Do you write with a particular age group in mind? How does the target age group affect your writing?

I don’t write with an age group in mind, but the story that I choose to tell and the age of the main character - the viewpoint through which the story is told - determines the kind of book I create: the subject-matter, the language I use, the depth and sophistication of thought and so on. For example, I wouldn’t write about teenage problems for a 7 year old reader; neither would I write about a magical ice cream van for a 14 year old! My publisher, knowledgeable booksellers and librarians, and also the book cover and blurb all help to make sure a book finds its way to the right sort of reader.

 What do you think you would be if you weren’t an author?

I was both a teacher and a freelance feature-writer for newspapers and magazines before I was an author so I think I would be doing one or both of these, as I enjoyed each of them immensely.

 At what stage did you know you wanted to become an author?

I knew by age seven that I wanted to be a writer - but I never thought I could be. It seemed as unlikely as flying to the moon!

The English Association is running a competition about Dickens for primary age children throughout 2011. If you had any memories of Dickens from your childhood or if Dickens is special to you in any way, feel free to add any comments about him.

 In my book Exodus, the main character, Mara, is a teenage girl trying to survive in a flooded world of the future.
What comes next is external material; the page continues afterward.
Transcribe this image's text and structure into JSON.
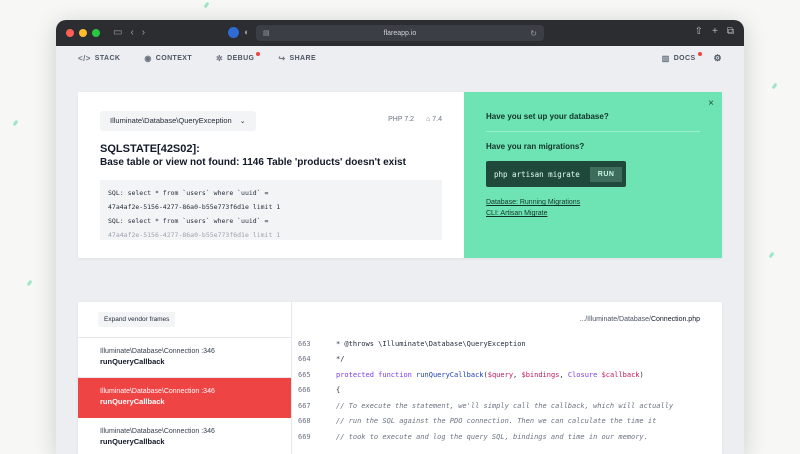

She finds an old book in a drowned library and is instantly drawn into the story by the opening lines: ‘It was the best of times, it was the worst of times... we had everything before us, we had nothing before us...’ This is from Dickens’ A Tale of Two Cities and in a world where most of the books of the past have been lost to the floods, this precious relic becomes Mara’s inspiration. I chose this book for Mara because I think it has the most haunting opening words of any book I’ve ever read and a hugely powerful story.

Share this page: